A Little Something Alice for the Weekend

Then She Fell

“Then She Fell”; photo by Adam Jason Photography

If you are wondering what you could do this weekend that might bring a little more Wonderland into your life, permit us to offer the following suggestions:

If you live in New York, you could try to get last minute tickets to Then She Fell, a creepy trip down the rabbit hole staged in an abandoned hospital and described by the New York Post as “a fiendishly clever immersive theater piece.” If the show is all sold out, you could console yourself by booking tickets to AliceGraceAnon at the Irondale Center between October 21 and November 9. The play depicts an emotional collision between three girls: Carroll’s fictional Alice, the lead singer of Jefferson Airplane, and the anonymous narrator of Go Ask Alice, the diary of drug taking that caused sensation in 1971. Reviewers say it is seriously trippy…

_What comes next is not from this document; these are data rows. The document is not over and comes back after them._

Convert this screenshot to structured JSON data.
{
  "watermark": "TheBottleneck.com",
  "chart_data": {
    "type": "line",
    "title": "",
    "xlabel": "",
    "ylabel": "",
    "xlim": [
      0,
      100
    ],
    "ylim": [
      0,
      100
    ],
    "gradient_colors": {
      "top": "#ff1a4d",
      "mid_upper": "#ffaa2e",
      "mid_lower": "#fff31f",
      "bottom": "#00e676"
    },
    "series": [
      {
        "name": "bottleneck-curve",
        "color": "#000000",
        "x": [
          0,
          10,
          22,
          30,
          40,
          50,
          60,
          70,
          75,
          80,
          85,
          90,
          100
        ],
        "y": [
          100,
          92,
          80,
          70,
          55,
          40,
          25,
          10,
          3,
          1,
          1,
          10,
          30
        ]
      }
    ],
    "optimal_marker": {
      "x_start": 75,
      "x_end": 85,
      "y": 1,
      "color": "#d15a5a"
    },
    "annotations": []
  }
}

If you live in Seattle, you could try and gate-crash the 110th Annual Conference of the Pacific Ancient and Modern Language Association at Seattle University to see Amanda Lastoria of Simon Fraser University deliver a paper called “Selling Wonderland: How Lewis Carroll Built his Alice Empire.” In her paper Amanda will advance her thesis that Lewis Carroll was a publishing dynamo whose considerable business savvy has been little recognized.

If you live in Manchester, England, you could see Gaynor Arnold speaking at the Manchester Literary Festival about her new book After Such Kindness, a fictionalized account of the relationship between Lewis Carroll and Alice Liddell. The event will be held at the Portico Library on Saturday at 6.30 p.m.

And if you live anywhere else, well, isn’t it time you started planning your Alice-themed Halloween costume? A good source of ideas might be this this photo slide show of recent and not-so recent big-budget, Alice-themed events. The slide show reveals both what a strange assortment of organizations decide on an Alice in Wonderland theme for their event (OfficeMax is one) and that the Canadian Cancer Society knows how to throw a good party.

Happy Friday to all.

LCSNA Fall Meeting Announced and Two Book Sales Here and Now

NYU flagSeptember may be a whole summer away, but plans for LCSNA Fall 2012 Meeting are already coming together. Confirmed speakers include Adam Gopnik on Sylvie and Bruno and Robin Wilson, who wrote Lewis Carroll in Numberland. The meeting will take place on Saturday, September 29 at the Fales Library in New York University (home of the fabled Berol collection).

In the meantime be sure to check out two Lewis Carroll book sales currently underway. Thanks to the generosity of some of our members both will benefit the Lewis Carroll Society of North America.

First, we have a selection of Carrollian books donated by former member Lynn Steveson.

Secondly, several items (mostly, but not only books) donated by member Barbara Mall. These items were first offered for sale a couple of years ago and those that did not sell are now available at a savings of (for most items) 50%. The prices listed are the new prices.

Please enjoy looking. To purchase, contact secretary@lewiscarroll.org.

 

 

 

 

The little-known story of Lewis Carroll and the girl from Staten Island

Have you ever heard the story of how Lewis Carroll inspired the career of Staten Island photographer Alice Austen? I thought not. Read all about it in Alice Austen’s Amazing Adventures in The Wonderland of Staten Island on the official website of “The Forgotten History of Staten Island.”

Before you get too worried about what else you might have missed in your studies of the great man, check out some of the other unexpected tales on the website, all purportedly the work of Dr. D. I. Kniebocker (Staten Island’s self-described “greatest historian”). The website has been created by questioning historian Ed Weiss, who also coordinated related installations and readings around Staten Island last year. And remember, as Voltaire is supposed to have said, “History can be well written only in a free country.”